As Chief Riley noted in his letter, “Members of the Mississaugas of the Credit First Nation and the Mohawk Nation have now opened over a dozen sovereign cannabis trading posts in downtown Toronto. Members of the Chippewa Nation and the Oneida Nation have similarly opened up shops in downtown London, Ontario. Members of the Micmac Nation have also opened shops on their unceded lands in Halifax and Moncton. After over a year of operation in Toronto, none of the Indigenous shops in the city have been raided, and they have made a positive contribution to the city, to Indigenous entrepreneurship, and towards reconciliation with Canada. I am hopeful these shops point towards a new era of economic reconciliation and that the days of Canada’s economic genocide towards Indigenous people are drawing to a close.”
In an interview with Dispensing Freedom at the Medicine Wheel storefront in Ottawa, Chief Riley stated that, “I’m happy to be here because we’ve got a First Nations business operating in Ottawa, and everything seems to be working out perfectly. This is something that First Nations have to start doing all over the place. Because on the reserves, they don’t have much access to the markets in order for them to develop their own economy and businesses.”
Medicine Wheel focuses on cannabis as a medicine
Medicine Wheel Natural Healing has a justly deserved reputation for providing high quality Indigenous made cannabis products for medicinal purposes. As founder Rob Stevenson pointed out, “Everything in this store is a medicine.” All products sold through Medicine Wheel come from Indigenous sources and are rigorously tested for potency and quality through the Red Feather Certification process.

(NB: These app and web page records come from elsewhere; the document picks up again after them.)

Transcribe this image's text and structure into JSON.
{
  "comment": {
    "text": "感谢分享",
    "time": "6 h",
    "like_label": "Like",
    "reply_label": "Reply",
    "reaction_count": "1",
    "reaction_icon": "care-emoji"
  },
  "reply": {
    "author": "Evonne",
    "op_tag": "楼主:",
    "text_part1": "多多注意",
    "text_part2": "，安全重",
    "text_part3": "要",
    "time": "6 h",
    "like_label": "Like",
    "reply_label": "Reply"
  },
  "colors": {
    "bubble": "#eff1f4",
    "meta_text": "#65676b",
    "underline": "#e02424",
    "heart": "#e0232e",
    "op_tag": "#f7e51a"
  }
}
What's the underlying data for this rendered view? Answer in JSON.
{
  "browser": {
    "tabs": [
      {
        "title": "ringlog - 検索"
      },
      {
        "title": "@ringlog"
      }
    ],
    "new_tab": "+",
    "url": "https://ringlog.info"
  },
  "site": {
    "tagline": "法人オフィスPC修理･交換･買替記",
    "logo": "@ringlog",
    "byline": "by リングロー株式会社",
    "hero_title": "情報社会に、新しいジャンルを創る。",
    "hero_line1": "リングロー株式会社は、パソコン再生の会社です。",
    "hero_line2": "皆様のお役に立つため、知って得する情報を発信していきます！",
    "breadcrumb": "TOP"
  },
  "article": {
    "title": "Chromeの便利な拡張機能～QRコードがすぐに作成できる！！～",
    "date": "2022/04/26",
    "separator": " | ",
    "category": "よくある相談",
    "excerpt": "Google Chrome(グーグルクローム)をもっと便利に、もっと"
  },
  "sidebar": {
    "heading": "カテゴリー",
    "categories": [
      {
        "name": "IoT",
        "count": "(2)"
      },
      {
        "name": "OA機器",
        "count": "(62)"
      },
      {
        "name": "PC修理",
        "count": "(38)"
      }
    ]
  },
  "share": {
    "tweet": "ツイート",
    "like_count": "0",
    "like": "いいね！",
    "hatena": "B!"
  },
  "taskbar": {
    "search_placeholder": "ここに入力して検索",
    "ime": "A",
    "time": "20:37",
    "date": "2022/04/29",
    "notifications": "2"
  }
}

In order to qualify for the Red Feather seal of approval, products must have been “made safely without the use of pesticides and herbicides, and [have] undergone a quality control process to be tested. The certification also indicates that the majority of the ingredients of a given product were sourced and manufactured Indigenously, and that a portion of the proceeds are returned to the community through a voluntary donation program.”
According to Medicine Wheel Ottawa spokesperson Anthony Tenasco, the starting point of the business is to help people in need. Operating from an Indigenous centred framework, Mr. Tenasco is passionate about his mission. “We want to help people understand that cannabis is a medicine. Many doctors don’t want you to know that. They’re out there pushing pills on people and creating drug addicts.”
Medicine Wheel’s approach is to help clients become educated about the medicinal aspects of cannabis. Every customer who enters the store is asked if they are seeking cannabis for medicinal or recreational purposes, and staff are educated on how different strains of cannabis and different cannabis products can be used for healing.
As Mr. Tenasco puts it, “You can come to us when you have a pain and instead of going to the pharmacy and getting your pills filled, you can come to our dispensary and get CBD and get something that’s not going to get you addicted, or make you steal from your family and hurt people, and not do good in the community.”
For more information about healing with cannabis, Medicine Wheel has produced an Ailment and Treatment Guide that synthesises the company’s medicinal knowledge and recommends specific product lines for treatment of over 20 different ailments.
For more information about Medicine Wheel, or to shop online, visit www.medicinewheel.ca. The Alderville storefront is located at 8986 Hwy 45, Roseneath and is open from 9am to 7pm. The Ottawa location can be found at 196 Beechwood Ave. in Vanier, Ottawa and is open from 9am to 11pm. For information about local deliveries in Ottawa, call 613-745-7333.
Comments are closed.